Faces of the Industry: Jasper Diederiks


Faces of the Industry: Jasper Diederiks

Sales Manager – Heartland Truss
President of the Missouri Truss Fabricators Association

“To do what we do, you’ve got to have a passion for it...that I do have.”

How did you get into the component manufacturing industry?

“I started with PG Lumber in a country that was then called Rhodesia.” Jasper says that was around 1970, and when PG bought a truss plant, his career “just grew from there.”

“When everything went south in Rhodesia and it became Zimbabwe, we basically packed up and moved to South Africa, where Louis Joubert and I started Selati Roof Trusses.” The company grew, Jasper says, and soon had branches in four different cities, including Tzaneen where he ran the plant. In the late 1980s, he started his own truss company and lumber yard. In the early 2000s, he sold the business, moved to the US and joined Heartland. “So I’ve been around in the truss industry for a while!”

What is different between building trusses in Africa and building trusses in North America?

“Basically, trusses are trusses.” They’re “triangulated frames that we use to sustain loads in the air,” Jasper explains. “Is there a difference between here and anywhere else in the world? Not really.”

Truss design has changed (“I go back to the old Texas Instruments days,” Jasper says, when everything was done by hand with calculators, plastic slide rules and printed catalogs listing design values), but it’s remarkably similar across continents. Some truss designers worry most about snow loads while others are more concerned with the impact of thunderstorms, “but the same criteria apply wherever you’re making trusses. It’s all about how you put the triangles together.”

Jasper points out that, “whether you’re sitting on a computer in South Africa or in Australia or in England, you’re basically using very similar programs.” The expertise that the industry has developed has, for the most part, been shared all over the world.

Where is the industry headed?

“The good news is we’re growing! We’re making much more progress now than five years ago. Slowly but surely, the framers are getting used to using components instead stick framing.” Jasper notes that turnover among framers has been a challenge for the construction industry, but has had some benefit for component manufacturers.

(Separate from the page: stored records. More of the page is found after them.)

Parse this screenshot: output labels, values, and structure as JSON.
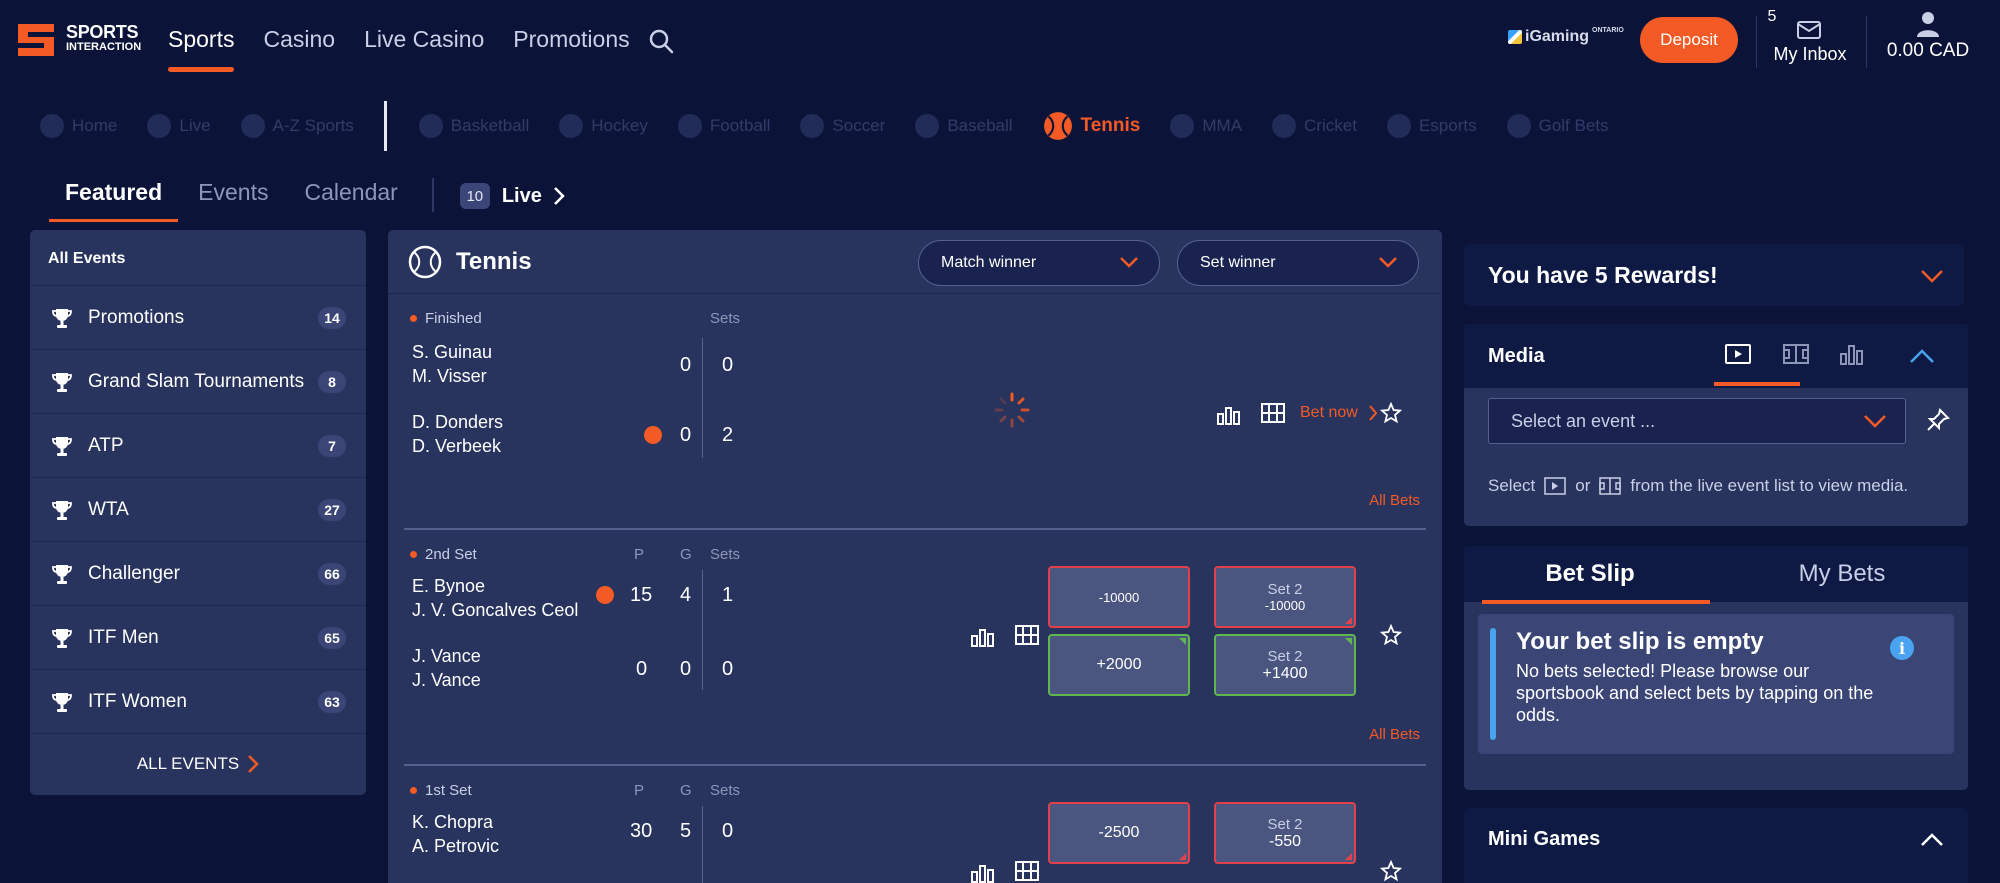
{
  "brand": {
    "line1": "SPORTS",
    "line2": "INTERACTION",
    "accent": "#f35a25"
  },
  "topnav": [
    "Sports",
    "Casino",
    "Live Casino",
    "Promotions"
  ],
  "header": {
    "igaming": "iGaming",
    "igaming_sup": "ONTARIO",
    "deposit": "Deposit",
    "inbox_label": "My Inbox",
    "inbox_count": "5",
    "balance": "0.00 CAD"
  },
  "sportsbar": {
    "items": [
      "Home",
      "Live",
      "A-Z Sports",
      "Basketball",
      "Hockey",
      "Football",
      "Soccer",
      "Baseball"
    ],
    "active": "Tennis",
    "more": [
      "MMA",
      "Cricket",
      "Esports",
      "Golf Bets"
    ]
  },
  "subtabs": {
    "items": [
      "Featured",
      "Events",
      "Calendar"
    ],
    "live_count": "10",
    "live_label": "Live"
  },
  "sidebar": {
    "header": "All Events",
    "items": [
      {
        "name": "Promotions",
        "count": "14"
      },
      {
        "name": "Grand Slam Tournaments",
        "count": "8"
      },
      {
        "name": "ATP",
        "count": "7"
      },
      {
        "name": "WTA",
        "count": "27"
      },
      {
        "name": "Challenger",
        "count": "66"
      },
      {
        "name": "ITF Men",
        "count": "65"
      },
      {
        "name": "ITF Women",
        "count": "63"
      }
    ],
    "footer": "ALL EVENTS"
  },
  "main": {
    "title": "Tennis",
    "dropdown1": "Match winner",
    "dropdown2": "Set winner",
    "all_bets": "All Bets",
    "matches": [
      {
        "status": "Finished",
        "col_sets": "Sets",
        "p1a": "S. Guinau",
        "p1b": "M. Visser",
        "p2a": "D. Donders",
        "p2b": "D. Verbeek",
        "s1": [
          "0",
          "0"
        ],
        "s2": [
          "0",
          "2"
        ],
        "bet_now": "Bet now"
      },
      {
        "status": "2nd Set",
        "col_p": "P",
        "col_g": "G",
        "col_sets": "Sets",
        "p1a": "E. Bynoe",
        "p1b": "J. V. Goncalves Ceol",
        "p2a": "J. Vance",
        "p2b": "J. Vance",
        "s1": [
          "15",
          "4",
          "1"
        ],
        "s2": [
          "0",
          "0",
          "0"
        ],
        "odds": {
          "a": "-10000",
          "b_top": "Set 2",
          "b": "-10000",
          "c": "+2000",
          "d_top": "Set 2",
          "d": "+1400"
        }
      },
      {
        "status": "1st Set",
        "col_p": "P",
        "col_g": "G",
        "col_sets": "Sets",
        "p1a": "K. Chopra",
        "p1b": "A. Petrovic",
        "s1": [
          "30",
          "5",
          "0"
        ],
        "odds": {
          "a": "-2500",
          "b_top": "Set 2",
          "b": "-550"
        }
      }
    ]
  },
  "right": {
    "rewards": "You have 5 Rewards!",
    "media_title": "Media",
    "media_select": "Select an event ...",
    "media_hint_1": "Select",
    "media_hint_or": "or",
    "media_hint_2": "from the live event list to view media.",
    "betslip_tab": "Bet Slip",
    "mybets_tab": "My Bets",
    "empty_title": "Your bet slip is empty",
    "empty_text": "No bets selected! Please browse our sportsbook and select bets by tapping on the odds.",
    "mini_games": "Mini Games"
  }
}
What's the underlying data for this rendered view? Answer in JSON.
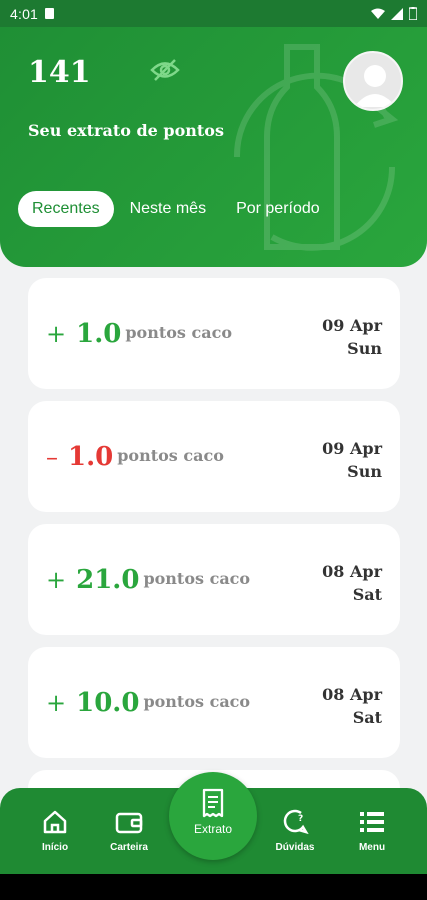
{
  "status": {
    "time": "4:01"
  },
  "header": {
    "points": "141",
    "subtitle": "Seu extrato de pontos",
    "tabs": [
      {
        "label": "Recentes",
        "active": true
      },
      {
        "label": "Neste mês",
        "active": false
      },
      {
        "label": "Por período",
        "active": false
      }
    ]
  },
  "transactions": [
    {
      "sign": "+",
      "value": "1.0",
      "unit": "pontos caco",
      "date": "09 Apr",
      "weekday": "Sun",
      "type": "credit"
    },
    {
      "sign": "–",
      "value": "1.0",
      "unit": "pontos caco",
      "date": "09 Apr",
      "weekday": "Sun",
      "type": "debit"
    },
    {
      "sign": "+",
      "value": "21.0",
      "unit": "pontos caco",
      "date": "08 Apr",
      "weekday": "Sat",
      "type": "credit"
    },
    {
      "sign": "+",
      "value": "10.0",
      "unit": "pontos caco",
      "date": "08 Apr",
      "weekday": "Sat",
      "type": "credit"
    }
  ],
  "nav": {
    "inicio": "Início",
    "carteira": "Carteira",
    "extrato": "Extrato",
    "duvidas": "Dúvidas",
    "menu": "Menu"
  },
  "colors": {
    "primary": "#1f8f35",
    "accent": "#2aa63d",
    "negative": "#e53935"
  }
}
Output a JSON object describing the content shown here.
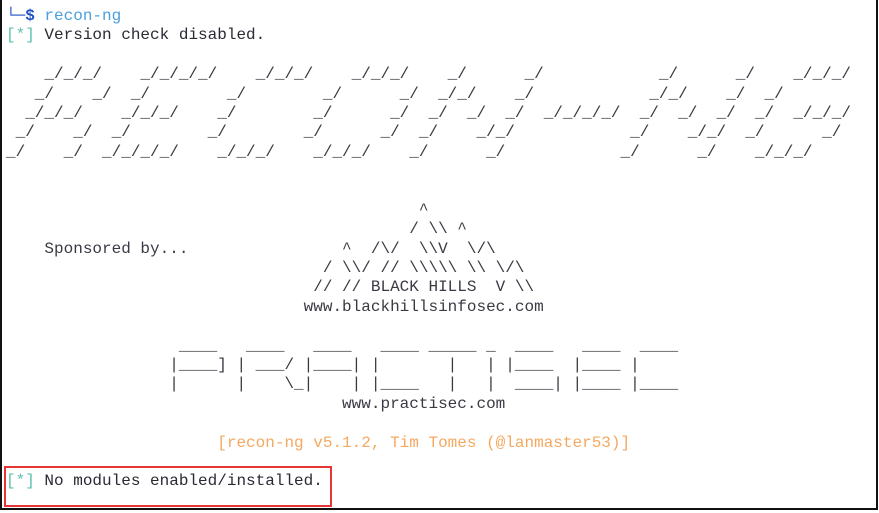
{
  "prompt": {
    "glyph": "└─",
    "symbol": "$",
    "command": "recon-ng"
  },
  "messages": {
    "version_check": {
      "marker": "[*]",
      "text": " Version check disabled."
    },
    "no_modules": {
      "marker": "[*]",
      "text": " No modules enabled/installed."
    }
  },
  "banner": {
    "recon_ng_art": [
      "    _/_/_/    _/_/_/_/    _/_/_/    _/_/_/    _/      _/            _/      _/    _/_/_/",
      "   _/    _/  _/        _/        _/      _/  _/_/    _/            _/_/    _/  _/",
      "  _/_/_/    _/_/_/    _/        _/      _/  _/  _/  _/  _/_/_/_/  _/  _/  _/  _/  _/_/_/",
      " _/    _/  _/        _/        _/      _/  _/    _/_/            _/    _/_/  _/      _/",
      "_/    _/  _/_/_/_/    _/_/_/    _/_/_/    _/      _/            _/      _/    _/_/_/"
    ],
    "sponsor_art": [
      "                                           ^",
      "                                          / \\\\ ^",
      "    Sponsored by...                ^  /\\/  \\\\V  \\/\\",
      "                                 / \\\\/ // \\\\\\\\\\ \\\\ \\/\\",
      "                                // // BLACK HILLS  V \\\\",
      "                               www.blackhillsinfosec.com"
    ],
    "practisec_art": [
      "                  ____   ____   ____   ____ _____ _  ____   ____  ____",
      "                 |____] | ___/ |____| |       |   | |____  |____ |",
      "                 |      |    \\_|    | |____   |   |  ____| |____ |____",
      "                                   www.practisec.com"
    ],
    "version_line": "                      [recon-ng v5.1.2, Tim Tomes (@lanmaster53)]"
  },
  "colors": {
    "prompt": "#2050c8",
    "command": "#4aa0dc",
    "marker": "#5fc0b0",
    "version_line": "#f5a860",
    "highlight_box": "#e53535"
  }
}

Because many experienced framers retired or left the industry during the downturn, some markets now suffer from “very little framing knowledge.” Components are an ideal solution: a pre-assembled, engineered product that lets framers thrive without extensive academic knowledge of or practical experience with building design.

“Stick framing is slowly disappearing—which is great. Framed components and trusses make it easier for everybody in the industry to put things together in a quicker time and in a more professional way so that the end user is better protected by an engineered product.”

What’s your favorite part about being in this industry?

“My passion in the industry is to teach young people and to be a mentor. There’s quite a few youngsters that I’ve helped, and they’ve been quite successful.” He goes to high schools and trade schools and partners with the local home builders’ association to talk with students about an alternative to the low-wage service sector on the one hand and the university degree path on the other. In between, says Jasper, lies
“a beautiful gap” and “a wonderful industry.”

“There’s a wonderful opportunity for young people in this,” Jasper says. He worries about those who commit time and money to college degrees that they don’t end up needing. “A lot of young people,” Jasper says, spend time at a university only to realize “I can do much better working with my hands. This is what gives me satisfaction. This is what I want.”

What’s the focus—for you, your company, or your chapter—in maintaining a thriving industry?

“We, as members, do give a lot of our own private time—and our company injects a lot of time, effort and money—into whatever it takes to make us all better and to share the knowledge that we have and that we develop from day to day.” Sharing knowledge and helping build enthusiasm is part of everything Jasper does: he’s spent a decade or more leading his local SBCA chapter, he’s set up an ongoing workshop series to teach building inspectors in his county how to read truss placement diagrams and layouts, and he’s taking steps to reach even further. “We’re trying to get more people doing apprenticeships,” he says, so that the next generation in the framing industry will start with a good understanding of components.